(Data shown)
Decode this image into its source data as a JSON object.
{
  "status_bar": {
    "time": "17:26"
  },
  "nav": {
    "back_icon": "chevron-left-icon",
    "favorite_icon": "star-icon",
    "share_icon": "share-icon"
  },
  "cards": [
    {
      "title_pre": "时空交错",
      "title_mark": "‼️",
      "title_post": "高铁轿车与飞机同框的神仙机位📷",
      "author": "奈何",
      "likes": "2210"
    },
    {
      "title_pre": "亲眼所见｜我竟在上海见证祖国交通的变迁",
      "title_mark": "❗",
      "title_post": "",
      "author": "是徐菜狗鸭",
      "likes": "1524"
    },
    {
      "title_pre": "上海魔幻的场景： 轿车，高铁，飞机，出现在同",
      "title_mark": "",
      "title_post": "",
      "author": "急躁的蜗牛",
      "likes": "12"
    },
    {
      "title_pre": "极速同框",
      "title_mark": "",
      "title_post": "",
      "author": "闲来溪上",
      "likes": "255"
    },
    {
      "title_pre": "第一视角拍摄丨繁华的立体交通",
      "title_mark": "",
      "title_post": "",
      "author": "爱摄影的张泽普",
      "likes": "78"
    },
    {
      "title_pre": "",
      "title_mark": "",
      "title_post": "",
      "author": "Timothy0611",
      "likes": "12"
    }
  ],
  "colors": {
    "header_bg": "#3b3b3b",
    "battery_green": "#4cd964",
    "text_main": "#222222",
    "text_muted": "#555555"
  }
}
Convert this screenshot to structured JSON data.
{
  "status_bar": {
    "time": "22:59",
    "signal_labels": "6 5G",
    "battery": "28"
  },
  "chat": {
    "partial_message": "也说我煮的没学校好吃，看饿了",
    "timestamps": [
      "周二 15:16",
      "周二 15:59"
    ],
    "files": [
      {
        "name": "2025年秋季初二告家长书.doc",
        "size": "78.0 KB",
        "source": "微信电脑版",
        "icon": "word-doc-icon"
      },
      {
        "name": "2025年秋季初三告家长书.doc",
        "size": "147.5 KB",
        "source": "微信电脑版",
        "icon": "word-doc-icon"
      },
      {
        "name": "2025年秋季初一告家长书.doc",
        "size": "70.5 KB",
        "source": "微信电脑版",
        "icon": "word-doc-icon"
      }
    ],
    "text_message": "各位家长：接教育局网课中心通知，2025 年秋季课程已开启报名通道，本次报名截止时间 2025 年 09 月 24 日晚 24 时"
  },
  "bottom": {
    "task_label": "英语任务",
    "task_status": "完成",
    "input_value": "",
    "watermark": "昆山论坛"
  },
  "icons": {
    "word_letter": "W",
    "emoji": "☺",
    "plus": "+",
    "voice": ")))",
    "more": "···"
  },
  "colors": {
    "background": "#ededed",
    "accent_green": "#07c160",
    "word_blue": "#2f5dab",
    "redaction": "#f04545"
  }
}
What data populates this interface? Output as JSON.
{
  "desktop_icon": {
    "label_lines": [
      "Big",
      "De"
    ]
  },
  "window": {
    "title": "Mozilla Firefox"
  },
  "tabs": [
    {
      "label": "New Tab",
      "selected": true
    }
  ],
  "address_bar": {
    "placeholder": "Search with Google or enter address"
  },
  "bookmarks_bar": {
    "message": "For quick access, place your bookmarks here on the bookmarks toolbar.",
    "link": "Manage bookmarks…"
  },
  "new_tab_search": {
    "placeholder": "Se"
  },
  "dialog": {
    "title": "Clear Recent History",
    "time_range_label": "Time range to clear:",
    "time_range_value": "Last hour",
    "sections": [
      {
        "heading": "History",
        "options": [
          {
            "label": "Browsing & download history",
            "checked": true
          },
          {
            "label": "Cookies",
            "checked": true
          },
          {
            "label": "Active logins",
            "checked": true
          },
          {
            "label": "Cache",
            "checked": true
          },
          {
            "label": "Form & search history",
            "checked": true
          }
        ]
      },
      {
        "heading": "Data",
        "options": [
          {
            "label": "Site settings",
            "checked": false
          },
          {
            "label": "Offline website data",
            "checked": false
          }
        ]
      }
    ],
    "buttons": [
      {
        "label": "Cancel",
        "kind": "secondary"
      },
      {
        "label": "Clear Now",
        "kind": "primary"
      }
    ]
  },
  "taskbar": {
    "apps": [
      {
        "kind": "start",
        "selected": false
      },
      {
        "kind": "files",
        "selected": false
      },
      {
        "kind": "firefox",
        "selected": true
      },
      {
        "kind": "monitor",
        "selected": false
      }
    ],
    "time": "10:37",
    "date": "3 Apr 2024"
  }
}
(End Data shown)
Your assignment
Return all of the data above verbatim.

Task answer
Decode this image into its source data as a JSON object.
{
  "status_bar": {
    "time": "17:26"
  },
  "nav": {
    "back_icon": "chevron-left-icon",
    "favorite_icon": "star-icon",
    "share_icon": "share-icon"
  },
  "cards": [
    {
      "title_pre": "时空交错",
      "title_mark": "‼️",
      "title_post": "高铁轿车与飞机同框的神仙机位📷",
      "author": "奈何",
      "likes": "2210"
    },
    {
      "title_pre": "亲眼所见｜我竟在上海见证祖国交通的变迁",
      "title_mark": "❗",
      "title_post": "",
      "author": "是徐菜狗鸭",
      "likes": "1524"
    },
    {
      "title_pre": "上海魔幻的场景： 轿车，高铁，飞机，出现在同",
      "title_mark": "",
      "title_post": "",
      "author": "急躁的蜗牛",
      "likes": "12"
    },
    {
      "title_pre": "极速同框",
      "title_mark": "",
      "title_post": "",
      "author": "闲来溪上",
      "likes": "255"
    },
    {
      "title_pre": "第一视角拍摄丨繁华的立体交通",
      "title_mark": "",
      "title_post": "",
      "author": "爱摄影的张泽普",
      "likes": "78"
    },
    {
      "title_pre": "",
      "title_mark": "",
      "title_post": "",
      "author": "Timothy0611",
      "likes": "12"
    }
  ],
  "colors": {
    "header_bg": "#3b3b3b",
    "battery_green": "#4cd964",
    "text_main": "#222222",
    "text_muted": "#555555"
  }
}
Convert this screenshot to structured JSON data.
{
  "status_bar": {
    "time": "22:59",
    "signal_labels": "6 5G",
    "battery": "28"
  },
  "chat": {
    "partial_message": "也说我煮的没学校好吃，看饿了",
    "timestamps": [
      "周二 15:16",
      "周二 15:59"
    ],
    "files": [
      {
        "name": "2025年秋季初二告家长书.doc",
        "size": "78.0 KB",
        "source": "微信电脑版",
        "icon": "word-doc-icon"
      },
      {
        "name": "2025年秋季初三告家长书.doc",
        "size": "147.5 KB",
        "source": "微信电脑版",
        "icon": "word-doc-icon"
      },
      {
        "name": "2025年秋季初一告家长书.doc",
        "size": "70.5 KB",
        "source": "微信电脑版",
        "icon": "word-doc-icon"
      }
    ],
    "text_message": "各位家长：接教育局网课中心通知，2025 年秋季课程已开启报名通道，本次报名截止时间 2025 年 09 月 24 日晚 24 时"
  },
  "bottom": {
    "task_label": "英语任务",
    "task_status": "完成",
    "input_value": "",
    "watermark": "昆山论坛"
  },
  "icons": {
    "word_letter": "W",
    "emoji": "☺",
    "plus": "+",
    "voice": ")))",
    "more": "···"
  },
  "colors": {
    "background": "#ededed",
    "accent_green": "#07c160",
    "word_blue": "#2f5dab",
    "redaction": "#f04545"
  }
}
What data populates this interface? Output as JSON.
{
  "desktop_icon": {
    "label_lines": [
      "Big",
      "De"
    ]
  },
  "window": {
    "title": "Mozilla Firefox"
  },
  "tabs": [
    {
      "label": "New Tab",
      "selected": true
    }
  ],
  "address_bar": {
    "placeholder": "Search with Google or enter address"
  },
  "bookmarks_bar": {
    "message": "For quick access, place your bookmarks here on the bookmarks toolbar.",
    "link": "Manage bookmarks…"
  },
  "new_tab_search": {
    "placeholder": "Se"
  },
  "dialog": {
    "title": "Clear Recent History",
    "time_range_label": "Time range to clear:",
    "time_range_value": "Last hour",
    "sections": [
      {
        "heading": "History",
        "options": [
          {
            "label": "Browsing & download history",
            "checked": true
          },
          {
            "label": "Cookies",
            "checked": true
          },
          {
            "label": "Active logins",
            "checked": true
          },
          {
            "label": "Cache",
            "checked": true
          },
          {
            "label": "Form & search history",
            "checked": true
          }
        ]
      },
      {
        "heading": "Data",
        "options": [
          {
            "label": "Site settings",
            "checked": false
          },
          {
            "label": "Offline website data",
            "checked": false
          }
        ]
      }
    ],
    "buttons": [
      {
        "label": "Cancel",
        "kind": "secondary"
      },
      {
        "label": "Clear Now",
        "kind": "primary"
      }
    ]
  },
  "taskbar": {
    "apps": [
      {
        "kind": "start",
        "selected": false
      },
      {
        "kind": "files",
        "selected": false
      },
      {
        "kind": "firefox",
        "selected": true
      },
      {
        "kind": "monitor",
        "selected": false
      }
    ],
    "time": "10:37",
    "date": "3 Apr 2024"
  }
}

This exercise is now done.